So being the new kid in school – we had just move there from Safford, AZ – I was instantly an outcast and an outsider. After a few weeks of sitting during the national anthem and the pledge of allegiance, the boys in my class decided to tech me a lesson. As class was let out they screamed “get him” – after all the glares and mumbles since my arrival, I knew it was me they wanted. So I turned left and ran like hell. I ran straight out the door an onto the basketball court. Dead end. No way out. I was trapped. Those sons of cowboys and farmers were not happy with me and they were determined to teach me a lesson. The teachers turned a blind eye to the abuse.
I was once beaten so badly I woke up in the nurses office. Where my bloody nose was left unattended as the nurse treated me like a worrisome nuisance that didn’t deserve her care or nurture. When my mother arrived she was appalled by the nurse’s lack of empathy for a 9 year old boy. So she repeated the lecture I got all during that school year: “Remember all good Christians will be persecuted.”
So I know intrinsically WHY we have a RIGHT not to salute, pledge, stand or place our hands over our hearts. At an assembly of students, they played the National Anthem and when I didn’t place my hand over my heart, later those same boys tried to make me hold my hand over my heart as one of them sand the song. Hence the line in the song: “Never hold your hand over someone else’s heart.”
I post this with love, respect and forgiveness.
John Prine died on the night of the 7th of April, 2020, I found out on the morning of 8th and spent the entire day writing and crying. John affected and influenced my writing my all my writing life – since 1975.

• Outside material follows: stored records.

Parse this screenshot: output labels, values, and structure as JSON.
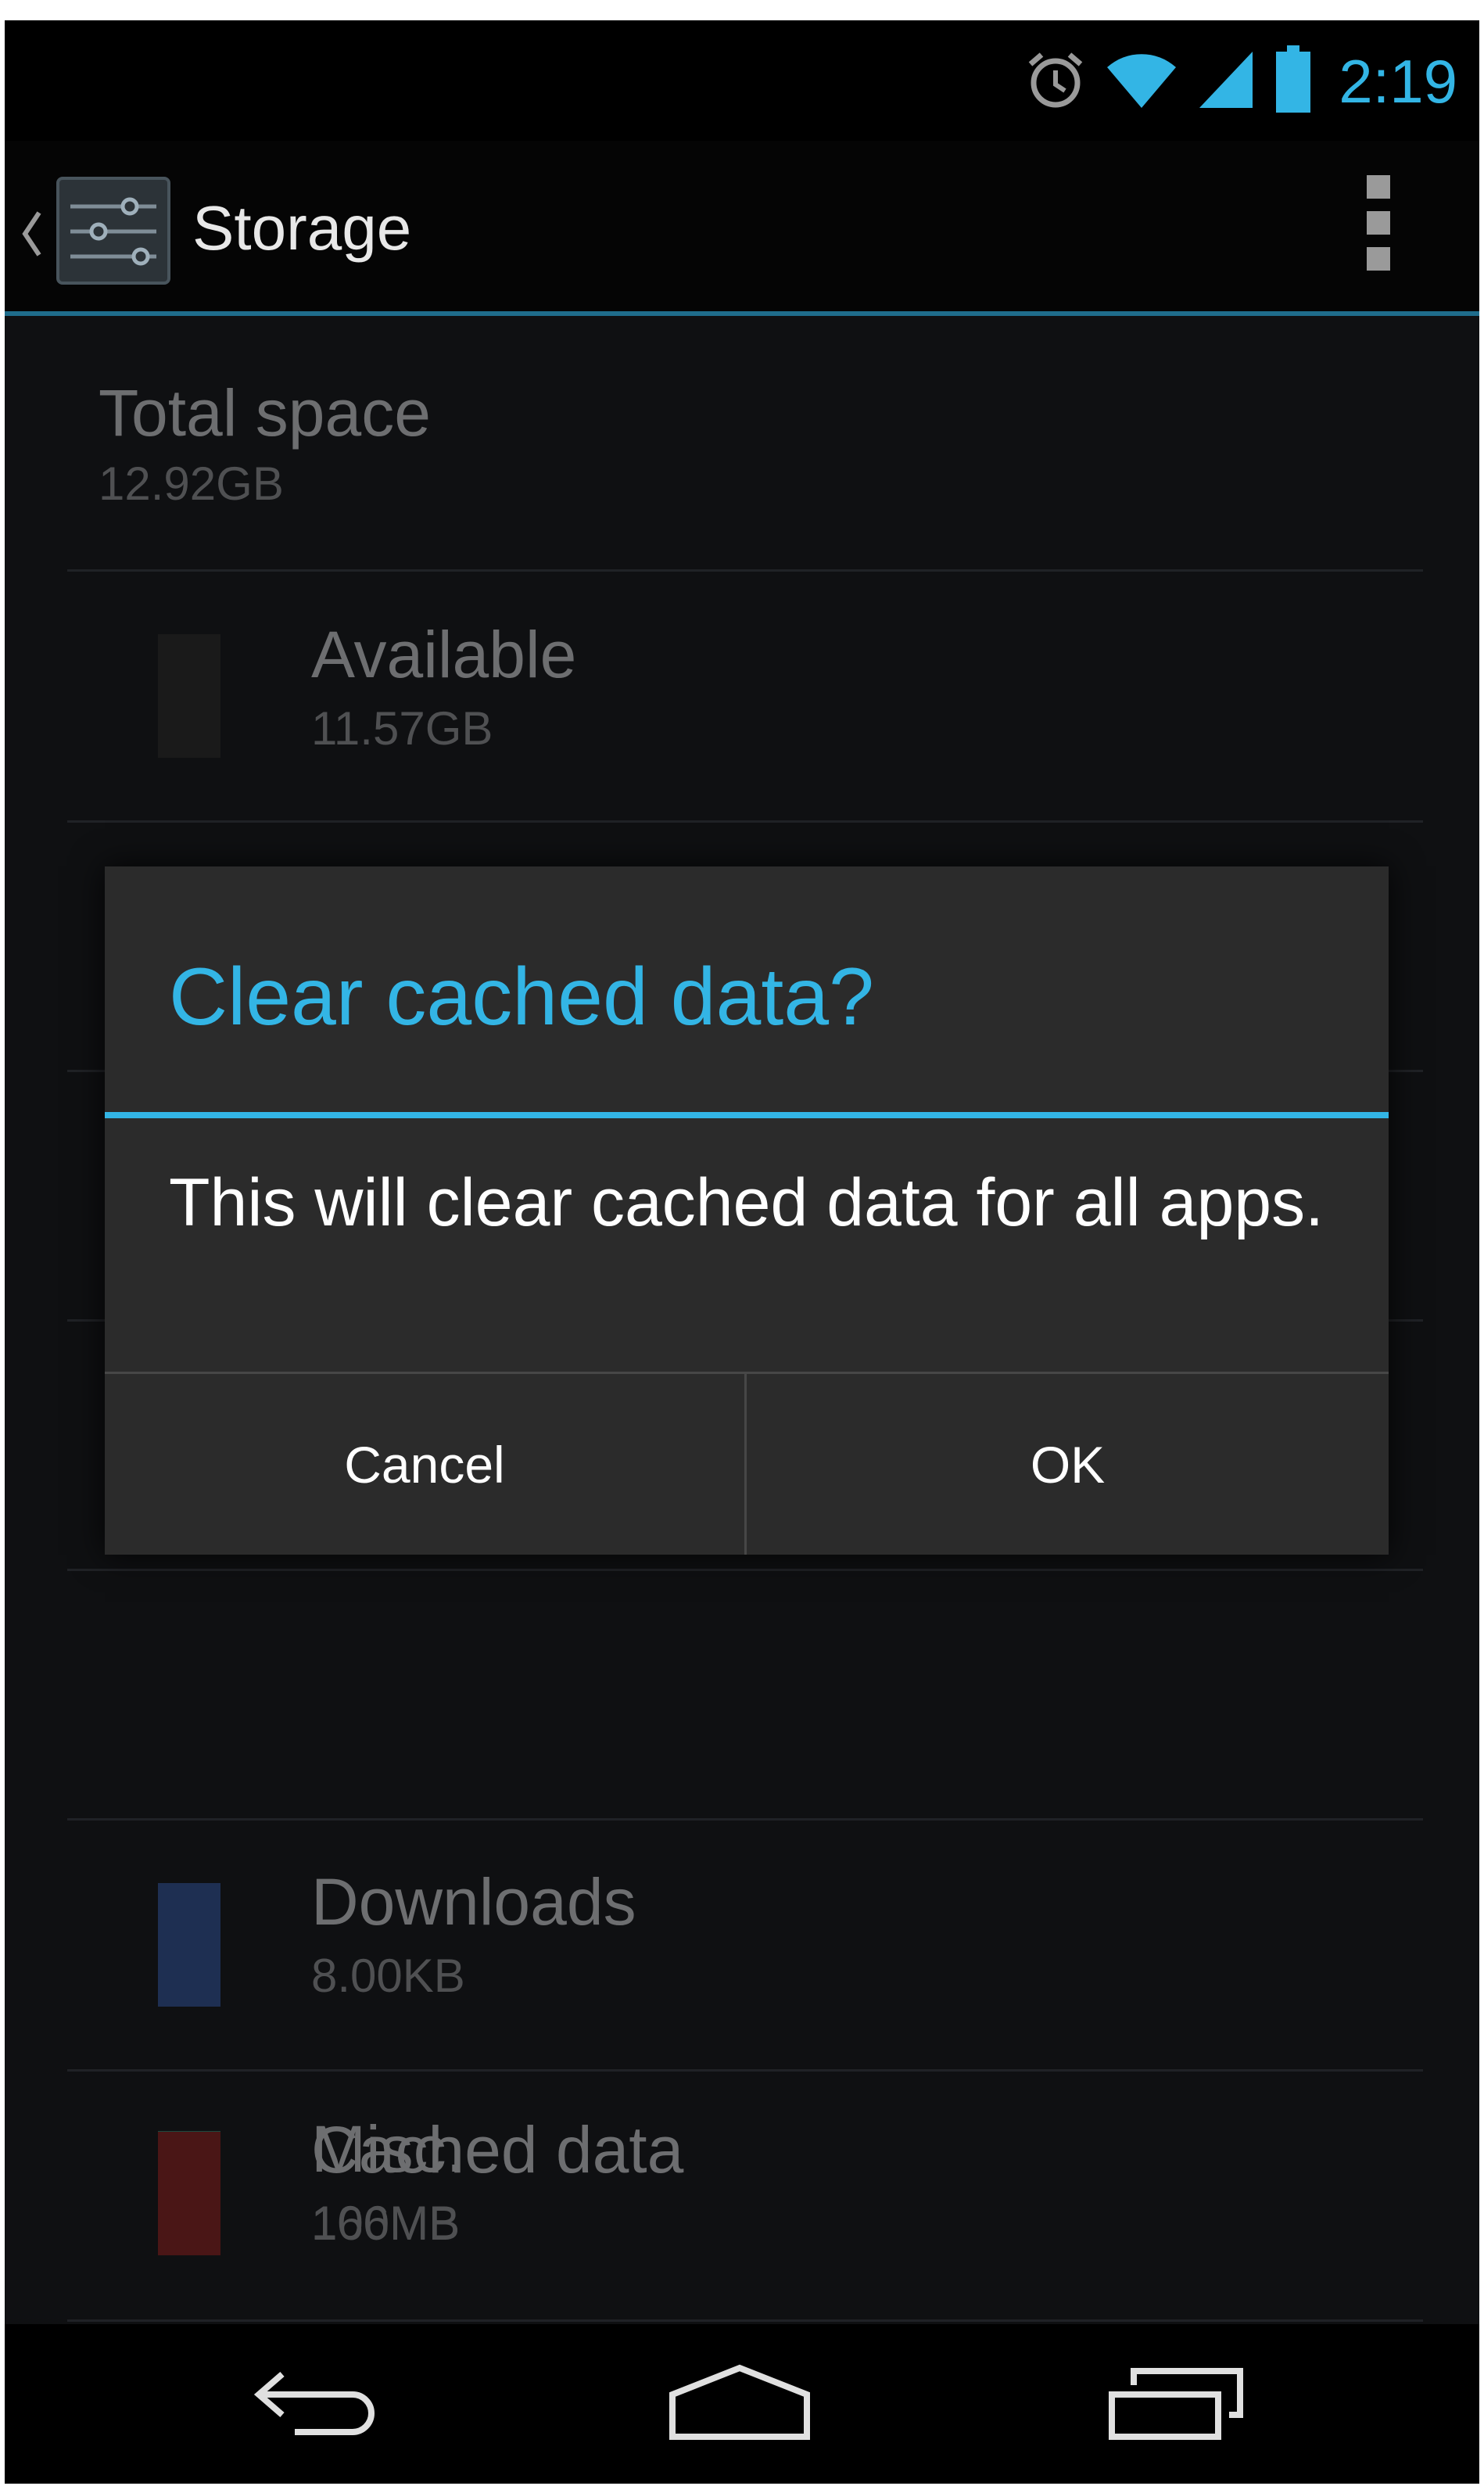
{
  "status_bar": {
    "time": "2:19",
    "icons": [
      "alarm-icon",
      "wifi-icon",
      "cell-signal-icon",
      "battery-icon"
    ]
  },
  "action_bar": {
    "title": "Storage",
    "app_icon": "settings-sliders-icon",
    "overflow_icon": "overflow-menu-icon"
  },
  "storage": {
    "total": {
      "label": "Total space",
      "value": "12.92GB"
    },
    "items": [
      {
        "label": "Available",
        "value": "11.57GB",
        "color": "#1a1a1a"
      },
      {
        "label": "Downloads",
        "value": "8.00KB",
        "color": "#1e2f52"
      },
      {
        "label": "Cached data",
        "value": "160MB",
        "color": "#1d4a3f"
      },
      {
        "label": "Misc.",
        "value": "106MB",
        "color": "#4a1616"
      }
    ]
  },
  "dialog": {
    "title": "Clear cached data?",
    "message": "This will clear cached data for all apps.",
    "cancel_label": "Cancel",
    "ok_label": "OK"
  },
  "nav_bar": {
    "icons": [
      "back-icon",
      "home-icon",
      "recents-icon"
    ]
  },
  "colors": {
    "accent": "#33b5e5",
    "dialog_bg": "#2b2b2b",
    "screen_bg": "#0f1012"
  }
}
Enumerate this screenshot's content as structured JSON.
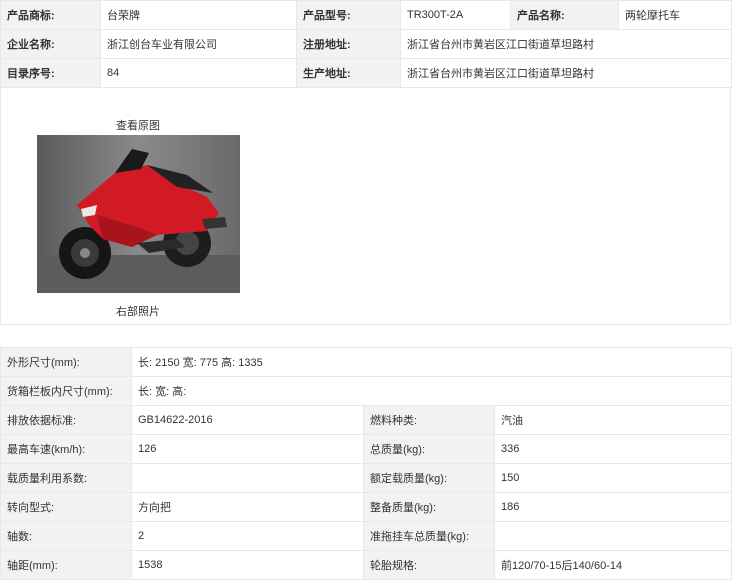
{
  "top": {
    "brand_label": "产品商标:",
    "brand_value": "台荣牌",
    "model_label": "产品型号:",
    "model_value": "TR300T-2A",
    "name_label": "产品名称:",
    "name_value": "两轮摩托车",
    "company_label": "企业名称:",
    "company_value": "浙江创台车业有限公司",
    "reg_addr_label": "注册地址:",
    "reg_addr_value": "浙江省台州市黄岩区江口街道草坦路村",
    "catalog_label": "目录序号:",
    "catalog_value": "84",
    "prod_addr_label": "生产地址:",
    "prod_addr_value": "浙江省台州市黄岩区江口街道草坦路村"
  },
  "photo": {
    "view_original": "查看原图",
    "caption": "右部照片"
  },
  "specs": {
    "dim_label": "外形尺寸(mm):",
    "dim_value": "长: 2150 宽: 775 高: 1335",
    "cargo_label": "货箱栏板内尺寸(mm):",
    "cargo_value": "长:   宽:   高:",
    "emission_label": "排放依据标准:",
    "emission_value": "GB14622-2016",
    "fuel_label": "燃料种类:",
    "fuel_value": "汽油",
    "speed_label": "最高车速(km/h):",
    "speed_value": "126",
    "total_mass_label": "总质量(kg):",
    "total_mass_value": "336",
    "load_util_label": "载质量利用系数:",
    "load_util_value": "",
    "rated_load_label": "额定载质量(kg):",
    "rated_load_value": "150",
    "steering_label": "转向型式:",
    "steering_value": "方向把",
    "curb_mass_label": "整备质量(kg):",
    "curb_mass_value": "186",
    "axles_label": "轴数:",
    "axles_value": "2",
    "trailer_label": "准拖挂车总质量(kg):",
    "trailer_value": "",
    "wheelbase_label": "轴距(mm):",
    "wheelbase_value": "1538",
    "tire_label": "轮胎规格:",
    "tire_value": "前120/70-15后140/60-14"
  }
}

I put this playlist together starting with a song I wrote for him the day he died. There are others I wrote for him and some songs where his affect was obvious.
A song can make a difference in our life. The tunes that play in our mind, followed by the words, can all affect our choices and as such our life.
I found the start of a song in a folder on my computer from many years ago. It was a song about a relationship that came to an abrupt end after a very heated argument one night. As I read the words, my artistic mind began to wonder what would have happened if we had not called it off so quickly, what if we had given it another go… who knows…
Don’t get me wrong, this was not a regret, nor was it a fantasy, it came with the realization that sometimes we end things before we actually know it is time.
I am a lucky man to have Joanne as my wife, I want to always honor and respect the best relationship I have ever been blessed enough to live in. It was this knowing that prompted me to want to rewrite this song from the perspective of how I handle my affairs now with Joanne. I don’t entertain the option (why would I?) to bail, quit, give up or threaten to do any sort of leaving. We are far enough along in our lives and love to know this is it, this is what we want and we honor and respect that with every fiber of our being.
So I re-wrote this song, as if it had happened to Joanne and I and I gave it a happy ending this time, because I truly believe that we are all writing the story of our lives. Everyday we ad a page and those pages turn into chapters and all of that together is who we are. We are the stories we tell, we are all telling stories or writing songs.